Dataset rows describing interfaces
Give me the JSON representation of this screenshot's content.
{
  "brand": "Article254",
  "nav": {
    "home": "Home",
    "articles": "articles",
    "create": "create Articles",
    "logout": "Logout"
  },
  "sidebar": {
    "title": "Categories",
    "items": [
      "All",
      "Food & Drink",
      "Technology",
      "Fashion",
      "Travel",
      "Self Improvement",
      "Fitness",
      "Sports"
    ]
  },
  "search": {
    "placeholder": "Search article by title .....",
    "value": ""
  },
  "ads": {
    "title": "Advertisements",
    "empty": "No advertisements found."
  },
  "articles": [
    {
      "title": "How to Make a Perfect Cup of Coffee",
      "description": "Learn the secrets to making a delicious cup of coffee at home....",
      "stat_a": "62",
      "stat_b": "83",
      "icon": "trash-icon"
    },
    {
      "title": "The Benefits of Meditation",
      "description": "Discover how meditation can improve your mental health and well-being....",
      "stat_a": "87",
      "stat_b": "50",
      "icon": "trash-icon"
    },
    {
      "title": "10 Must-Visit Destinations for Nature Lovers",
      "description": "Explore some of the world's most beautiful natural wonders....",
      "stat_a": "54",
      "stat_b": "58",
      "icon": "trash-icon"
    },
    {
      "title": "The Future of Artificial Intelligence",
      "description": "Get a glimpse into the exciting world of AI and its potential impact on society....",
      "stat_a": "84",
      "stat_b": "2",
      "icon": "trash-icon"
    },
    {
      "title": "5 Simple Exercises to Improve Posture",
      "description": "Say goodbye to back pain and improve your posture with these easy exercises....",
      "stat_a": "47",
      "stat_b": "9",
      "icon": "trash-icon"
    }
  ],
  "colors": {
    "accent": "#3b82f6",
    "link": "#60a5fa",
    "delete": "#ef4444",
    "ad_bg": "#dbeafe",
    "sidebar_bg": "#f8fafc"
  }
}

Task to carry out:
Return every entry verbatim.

Answer for this exercise:
Give me the JSON representation of this screenshot's content.
{
  "brand": "Article254",
  "nav": {
    "home": "Home",
    "articles": "articles",
    "create": "create Articles",
    "logout": "Logout"
  },
  "sidebar": {
    "title": "Categories",
    "items": [
      "All",
      "Food & Drink",
      "Technology",
      "Fashion",
      "Travel",
      "Self Improvement",
      "Fitness",
      "Sports"
    ]
  },
  "search": {
    "placeholder": "Search article by title .....",
    "value": ""
  },
  "ads": {
    "title": "Advertisements",
    "empty": "No advertisements found."
  },
  "articles": [
    {
      "title": "How to Make a Perfect Cup of Coffee",
      "description": "Learn the secrets to making a delicious cup of coffee at home....",
      "stat_a": "62",
      "stat_b": "83",
      "icon": "trash-icon"
    },
    {
      "title": "The Benefits of Meditation",
      "description": "Discover how meditation can improve your mental health and well-being....",
      "stat_a": "87",
      "stat_b": "50",
      "icon": "trash-icon"
    },
    {
      "title": "10 Must-Visit Destinations for Nature Lovers",
      "description": "Explore some of the world's most beautiful natural wonders....",
      "stat_a": "54",
      "stat_b": "58",
      "icon": "trash-icon"
    },
    {
      "title": "The Future of Artificial Intelligence",
      "description": "Get a glimpse into the exciting world of AI and its potential impact on society....",
      "stat_a": "84",
      "stat_b": "2",
      "icon": "trash-icon"
    },
    {
      "title": "5 Simple Exercises to Improve Posture",
      "description": "Say goodbye to back pain and improve your posture with these easy exercises....",
      "stat_a": "47",
      "stat_b": "9",
      "icon": "trash-icon"
    }
  ],
  "colors": {
    "accent": "#3b82f6",
    "link": "#60a5fa",
    "delete": "#ef4444",
    "ad_bg": "#dbeafe",
    "sidebar_bg": "#f8fafc"
  }
}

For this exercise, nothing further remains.